Have you ever noticed that people who expect the best in life usually seem to get it? And have you noticed that the reverse also seems to be true? Do you think it happens that way due to coincidence or luck? Or is something else going on? Your answer is more important than you, perhaps, think.
One of The Pacific Institute’s core principles, solidly founded on cognitive research, is that we move toward and become like what we think about. We behave not in accordance with the truth, but with the truth as we perceive and believe it to be. So, it follows that when you expect the best from yourself and others, you behave in ways that almost guarantee you are going to get it.
The same is true when you expect trouble. You set yourself up for trouble in countless little and not so little ways and sure enough, trouble shows up at your door. (Sound familiar?)

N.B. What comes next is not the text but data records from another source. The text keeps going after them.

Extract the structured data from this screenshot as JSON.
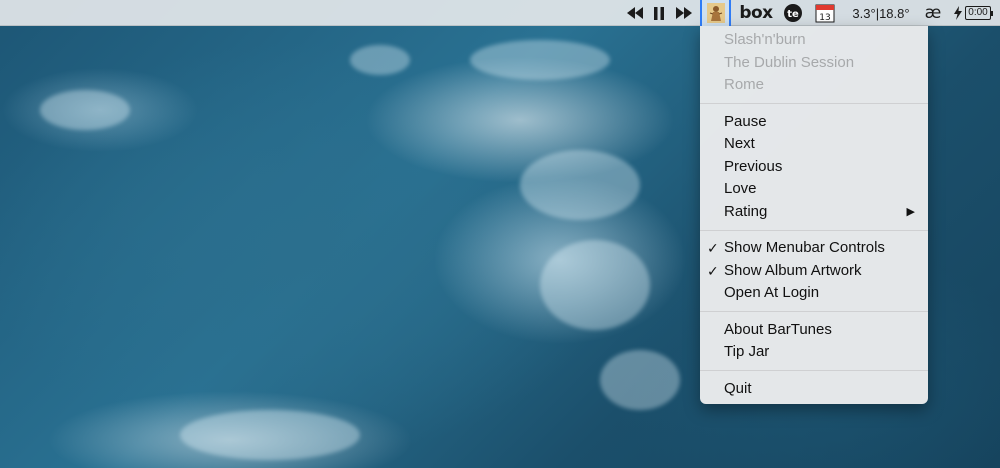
{
  "menubar": {
    "controls": {
      "previous_icon": "backward-icon",
      "pause_icon": "pause-icon",
      "next_icon": "forward-icon"
    },
    "bartunes_icon": "album-artwork-icon",
    "box_label": "box",
    "te_label": "te",
    "calendar_day": "13",
    "weather": "3.3°|18.8°",
    "ae_label": "æ",
    "battery_time": "0:00",
    "accent_color": "#2f7cf6"
  },
  "menu": {
    "now_playing": {
      "track": "Slash'n'burn",
      "album": "The Dublin Session",
      "artist": "Rome"
    },
    "playback": {
      "pause": "Pause",
      "next": "Next",
      "previous": "Previous",
      "love": "Love",
      "rating": "Rating"
    },
    "options": {
      "show_menubar_controls": "Show Menubar Controls",
      "show_album_artwork": "Show Album Artwork",
      "open_at_login": "Open At Login"
    },
    "about": "About BarTunes",
    "tip_jar": "Tip Jar",
    "quit": "Quit",
    "check_mark": "✓",
    "submenu_arrow": "▶"
  }
}
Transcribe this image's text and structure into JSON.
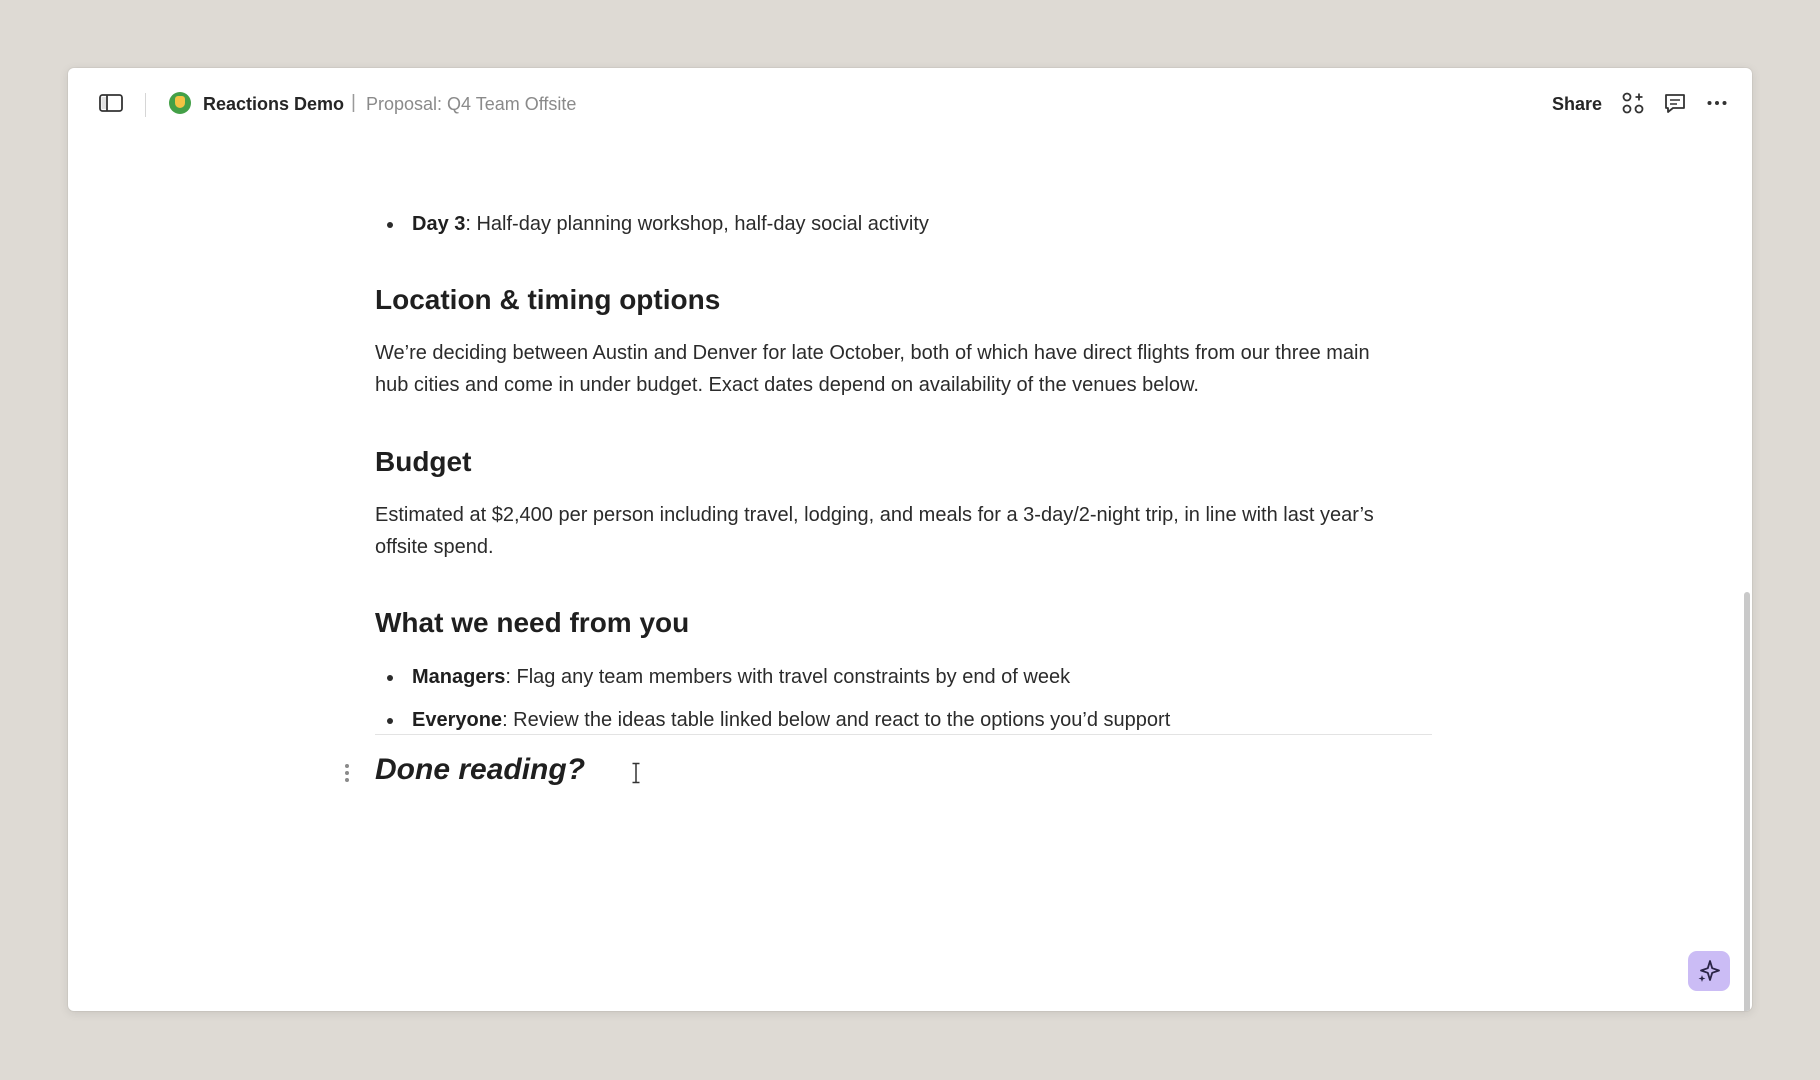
{
  "header": {
    "workspace_name": "Reactions Demo",
    "breadcrumb_separator": "|",
    "document_title": "Proposal: Q4 Team Offsite",
    "share_label": "Share"
  },
  "doc": {
    "intro_bullet": {
      "bold": "Day 3",
      "text": ": Half-day planning workshop, half-day social activity"
    },
    "sections": [
      {
        "heading": "Location & timing options",
        "body": "We’re deciding between Austin and Denver for late October, both of which have direct flights from our three main hub cities and come in under budget. Exact dates depend on availability of the venues below."
      },
      {
        "heading": "Budget",
        "body": "Estimated at $2,400 per person including travel, lodging, and meals for a 3-day/2-night trip, in line with last year’s offsite spend."
      },
      {
        "heading": "What we need from you",
        "bullets": [
          {
            "bold": "Managers",
            "text": ": Flag any team members with travel constraints by end of week"
          },
          {
            "bold": "Everyone",
            "text": ": Review the ideas table linked below and react to the options you’d support"
          }
        ]
      }
    ],
    "closing_heading": "Done reading?"
  },
  "icons": {
    "sidebar_toggle": "sidebar-toggle-icon",
    "apps": "apps-icon",
    "comments": "comment-icon",
    "more": "more-icon",
    "ai": "sparkle-icon"
  },
  "colors": {
    "background": "#dedad4",
    "window": "#ffffff",
    "workspace_badge": "#43a047",
    "ai_button": "#cbbcf5"
  }
}
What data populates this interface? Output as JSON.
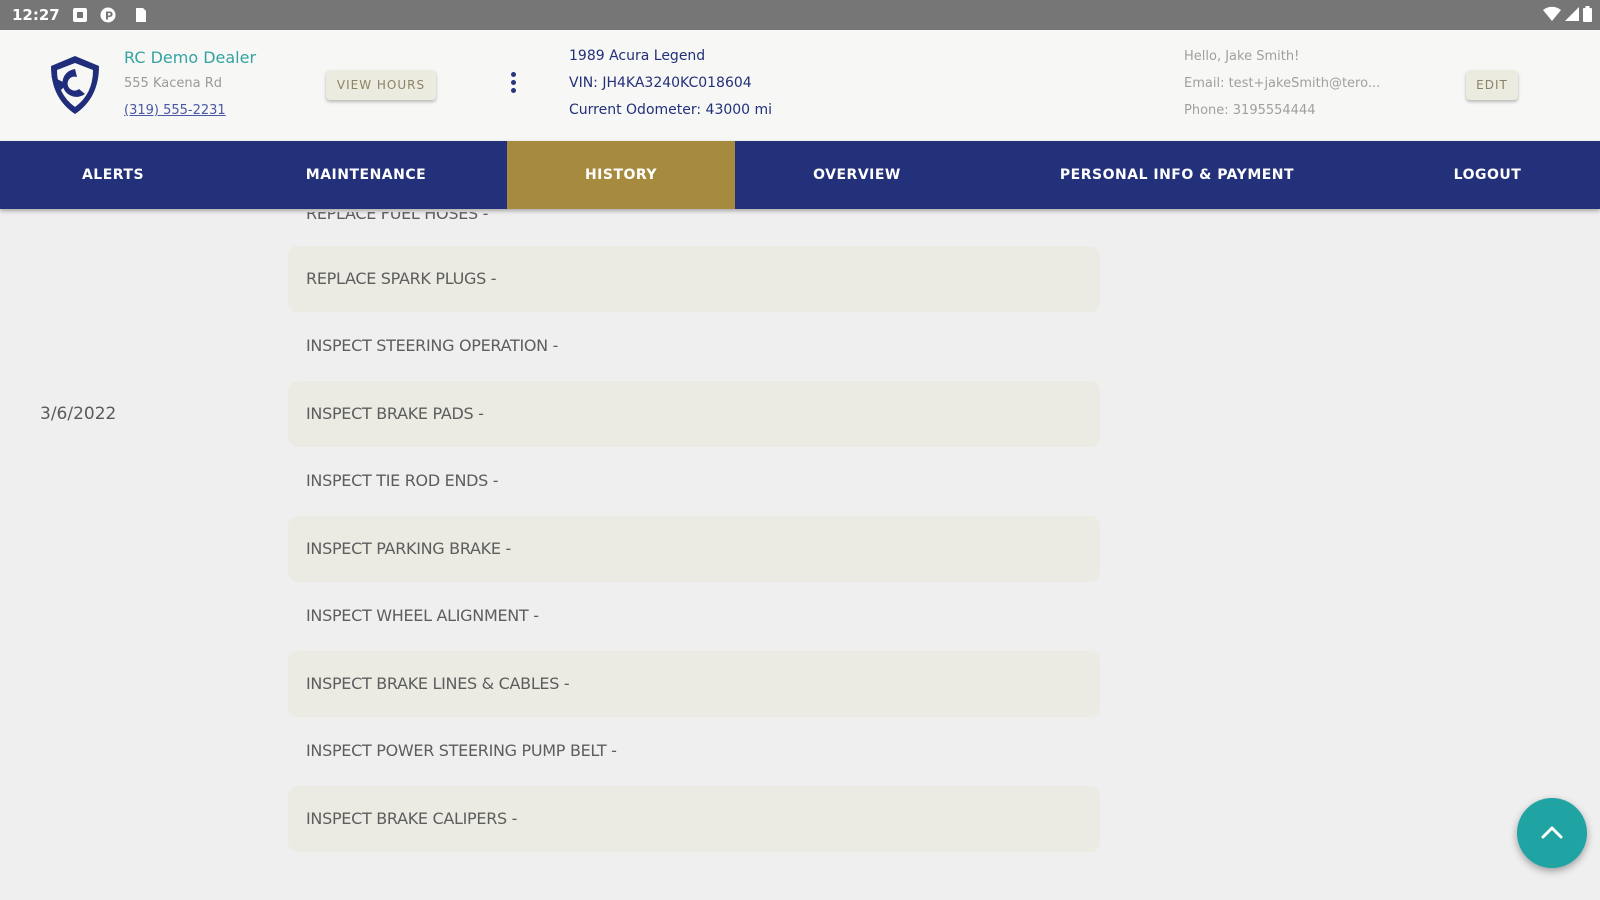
{
  "status_bar": {
    "time": "12:27"
  },
  "dealer": {
    "name": "RC Demo Dealer",
    "address": "555 Kacena Rd",
    "phone": "(319) 555-2231",
    "view_hours_label": "VIEW HOURS"
  },
  "vehicle": {
    "name": "1989 Acura Legend",
    "vin": "VIN: JH4KA3240KC018604",
    "odometer": "Current Odometer: 43000 mi"
  },
  "user": {
    "greeting": "Hello, Jake Smith!",
    "email": "Email: test+jakeSmith@tero...",
    "phone": "Phone: 3195554444",
    "edit_label": "EDIT"
  },
  "nav": {
    "items": [
      {
        "label": "ALERTS"
      },
      {
        "label": "MAINTENANCE"
      },
      {
        "label": "HISTORY"
      },
      {
        "label": "OVERVIEW"
      },
      {
        "label": "PERSONAL INFO & PAYMENT"
      },
      {
        "label": "LOGOUT"
      }
    ],
    "active": "HISTORY"
  },
  "history": {
    "partial_top_item": "REPLACE FUEL HOSES -",
    "date": "3/6/2022",
    "items": [
      "REPLACE SPARK PLUGS -",
      "INSPECT STEERING OPERATION -",
      "INSPECT BRAKE PADS -",
      "INSPECT TIE ROD ENDS -",
      "INSPECT PARKING BRAKE -",
      "INSPECT WHEEL ALIGNMENT -",
      "INSPECT BRAKE LINES & CABLES -",
      "INSPECT POWER STEERING PUMP BELT -",
      "INSPECT BRAKE CALIPERS -"
    ]
  },
  "colors": {
    "nav_bg": "#23307a",
    "nav_active": "#a68a3e",
    "accent_teal": "#1fa3a3",
    "row_shade": "#ebeae3"
  },
  "icons": {
    "fab": "chevron-up-icon",
    "logo": "shield-logo-icon"
  }
}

What do you expect for yourself? Do you expect to do the things you dream about, or do you expect obstacles, opposition and eventual disappointment? The human mind keys on the pictures our words create, and our behavior follows. Which direction do you really want to take?
What do you expect from your kids, your spouse, and your co-workers? Do you expect excellence, integrity and respect? Or do you have to keep after them all the time to keep them from messing things up? Why not try expecting the best? It is a valuable leadership habit that can be learned.
Showing your children what you expect is probably the best habit you can get your children into, as well. If you consistently and lovingly give your children a better, much more positive expectation, they are far more likely to go out and make it happen. And the best part? Once it’s a habit, it is repeated throughout their lives.